Prompt:
Return each line of the listing that has the word "color" in it.

Extracted entries:
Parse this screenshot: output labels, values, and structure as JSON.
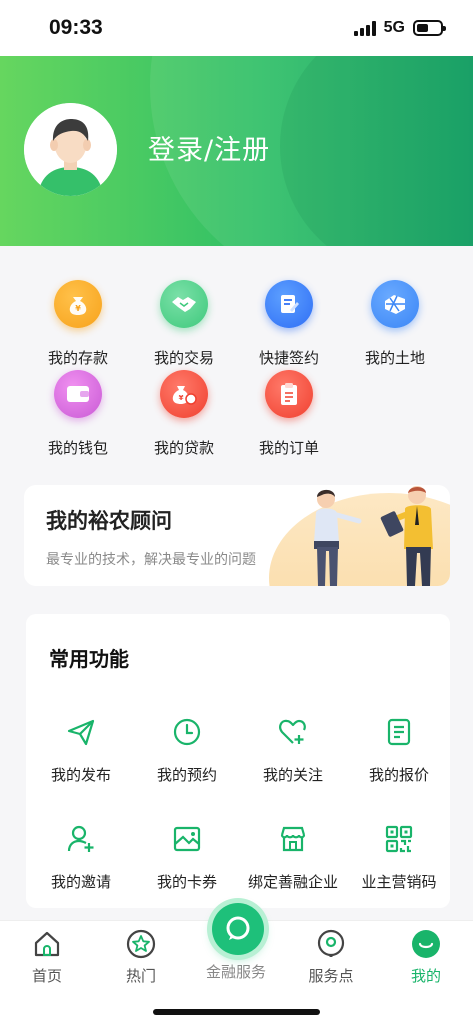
{
  "status_bar": {
    "time": "09:33",
    "network": "5G"
  },
  "header": {
    "login_label": "登录/注册"
  },
  "services": [
    {
      "label": "我的存款",
      "icon": "deposit-bag-icon",
      "color": "#f7a21b"
    },
    {
      "label": "我的交易",
      "icon": "handshake-icon",
      "color": "#3ec97c"
    },
    {
      "label": "快捷签约",
      "icon": "sign-contract-icon",
      "color": "#2f7bf5"
    },
    {
      "label": "我的土地",
      "icon": "land-icon",
      "color": "#3b86f6"
    },
    {
      "label": "我的钱包",
      "icon": "wallet-icon",
      "color": "#d85fd8"
    },
    {
      "label": "我的贷款",
      "icon": "loan-bag-icon",
      "color": "#f04a3a"
    },
    {
      "label": "我的订单",
      "icon": "order-clipboard-icon",
      "color": "#f04a3a"
    }
  ],
  "advisor": {
    "title": "我的裕农顾问",
    "subtitle": "最专业的技术，解决最专业的问题"
  },
  "common": {
    "title": "常用功能",
    "items": [
      {
        "label": "我的发布",
        "icon": "paper-plane-icon"
      },
      {
        "label": "我的预约",
        "icon": "clock-icon"
      },
      {
        "label": "我的关注",
        "icon": "heart-plus-icon"
      },
      {
        "label": "我的报价",
        "icon": "document-list-icon"
      },
      {
        "label": "我的邀请",
        "icon": "add-user-icon"
      },
      {
        "label": "我的卡券",
        "icon": "coupon-image-icon"
      },
      {
        "label": "绑定善融企业",
        "icon": "store-icon"
      },
      {
        "label": "业主营销码",
        "icon": "qr-code-icon"
      }
    ]
  },
  "tabbar": {
    "items": [
      {
        "label": "首页",
        "icon": "home-icon"
      },
      {
        "label": "热门",
        "icon": "star-circle-icon"
      },
      {
        "label": "金融服务",
        "icon": "chat-bubble-icon"
      },
      {
        "label": "服务点",
        "icon": "location-icon"
      },
      {
        "label": "我的",
        "icon": "profile-icon"
      }
    ],
    "active": "我的",
    "accent": "#19b46a"
  }
}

Response below:
      "color": "#f7a21b"
      "color": "#3ec97c"
      "color": "#2f7bf5"
      "color": "#3b86f6"
      "color": "#d85fd8"
      "color": "#f04a3a"
      "color": "#f04a3a"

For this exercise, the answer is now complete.